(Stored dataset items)

######

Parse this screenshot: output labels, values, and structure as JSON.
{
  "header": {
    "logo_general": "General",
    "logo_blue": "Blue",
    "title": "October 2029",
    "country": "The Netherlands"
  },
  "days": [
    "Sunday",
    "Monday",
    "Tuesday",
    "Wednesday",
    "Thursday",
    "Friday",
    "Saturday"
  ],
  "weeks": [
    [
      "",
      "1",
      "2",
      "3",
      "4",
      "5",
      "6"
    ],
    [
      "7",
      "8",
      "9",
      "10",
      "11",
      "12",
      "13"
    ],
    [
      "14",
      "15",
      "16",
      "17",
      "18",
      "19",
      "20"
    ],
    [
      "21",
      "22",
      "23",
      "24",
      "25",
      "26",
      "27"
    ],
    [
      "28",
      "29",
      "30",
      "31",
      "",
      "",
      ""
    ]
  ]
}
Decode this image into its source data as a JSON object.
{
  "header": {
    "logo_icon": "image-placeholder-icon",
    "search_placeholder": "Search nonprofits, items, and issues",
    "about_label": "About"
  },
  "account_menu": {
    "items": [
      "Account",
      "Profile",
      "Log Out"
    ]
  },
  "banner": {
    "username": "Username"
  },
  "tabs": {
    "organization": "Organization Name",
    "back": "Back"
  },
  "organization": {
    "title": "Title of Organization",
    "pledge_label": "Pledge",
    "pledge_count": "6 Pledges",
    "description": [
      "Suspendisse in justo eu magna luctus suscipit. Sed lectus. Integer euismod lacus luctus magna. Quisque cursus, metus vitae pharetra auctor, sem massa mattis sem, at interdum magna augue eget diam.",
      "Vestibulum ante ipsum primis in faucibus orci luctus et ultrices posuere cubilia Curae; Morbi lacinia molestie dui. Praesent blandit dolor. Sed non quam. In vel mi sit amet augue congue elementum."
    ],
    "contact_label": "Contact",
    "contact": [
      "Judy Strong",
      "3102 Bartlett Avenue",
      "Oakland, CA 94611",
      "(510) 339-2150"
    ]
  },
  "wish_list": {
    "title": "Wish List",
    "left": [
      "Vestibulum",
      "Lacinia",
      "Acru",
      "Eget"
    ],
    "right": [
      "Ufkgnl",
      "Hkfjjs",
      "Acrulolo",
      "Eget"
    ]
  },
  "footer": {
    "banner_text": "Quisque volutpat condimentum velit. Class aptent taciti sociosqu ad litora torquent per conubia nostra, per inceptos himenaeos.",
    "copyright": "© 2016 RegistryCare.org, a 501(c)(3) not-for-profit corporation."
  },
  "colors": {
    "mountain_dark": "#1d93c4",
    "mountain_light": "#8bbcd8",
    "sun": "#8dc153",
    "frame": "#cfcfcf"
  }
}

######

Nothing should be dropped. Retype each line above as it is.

-- Solution to this task --
Parse this screenshot: output labels, values, and structure as JSON.
{
  "header": {
    "logo_general": "General",
    "logo_blue": "Blue",
    "title": "October 2029",
    "country": "The Netherlands"
  },
  "days": [
    "Sunday",
    "Monday",
    "Tuesday",
    "Wednesday",
    "Thursday",
    "Friday",
    "Saturday"
  ],
  "weeks": [
    [
      "",
      "1",
      "2",
      "3",
      "4",
      "5",
      "6"
    ],
    [
      "7",
      "8",
      "9",
      "10",
      "11",
      "12",
      "13"
    ],
    [
      "14",
      "15",
      "16",
      "17",
      "18",
      "19",
      "20"
    ],
    [
      "21",
      "22",
      "23",
      "24",
      "25",
      "26",
      "27"
    ],
    [
      "28",
      "29",
      "30",
      "31",
      "",
      "",
      ""
    ]
  ]
}
Decode this image into its source data as a JSON object.
{
  "header": {
    "logo_icon": "image-placeholder-icon",
    "search_placeholder": "Search nonprofits, items, and issues",
    "about_label": "About"
  },
  "account_menu": {
    "items": [
      "Account",
      "Profile",
      "Log Out"
    ]
  },
  "banner": {
    "username": "Username"
  },
  "tabs": {
    "organization": "Organization Name",
    "back": "Back"
  },
  "organization": {
    "title": "Title of Organization",
    "pledge_label": "Pledge",
    "pledge_count": "6 Pledges",
    "description": [
      "Suspendisse in justo eu magna luctus suscipit. Sed lectus. Integer euismod lacus luctus magna. Quisque cursus, metus vitae pharetra auctor, sem massa mattis sem, at interdum magna augue eget diam.",
      "Vestibulum ante ipsum primis in faucibus orci luctus et ultrices posuere cubilia Curae; Morbi lacinia molestie dui. Praesent blandit dolor. Sed non quam. In vel mi sit amet augue congue elementum."
    ],
    "contact_label": "Contact",
    "contact": [
      "Judy Strong",
      "3102 Bartlett Avenue",
      "Oakland, CA 94611",
      "(510) 339-2150"
    ]
  },
  "wish_list": {
    "title": "Wish List",
    "left": [
      "Vestibulum",
      "Lacinia",
      "Acru",
      "Eget"
    ],
    "right": [
      "Ufkgnl",
      "Hkfjjs",
      "Acrulolo",
      "Eget"
    ]
  },
  "footer": {
    "banner_text": "Quisque volutpat condimentum velit. Class aptent taciti sociosqu ad litora torquent per conubia nostra, per inceptos himenaeos.",
    "copyright": "© 2016 RegistryCare.org, a 501(c)(3) not-for-profit corporation."
  },
  "colors": {
    "mountain_dark": "#1d93c4",
    "mountain_light": "#8bbcd8",
    "sun": "#8dc153",
    "frame": "#cfcfcf"
  }
}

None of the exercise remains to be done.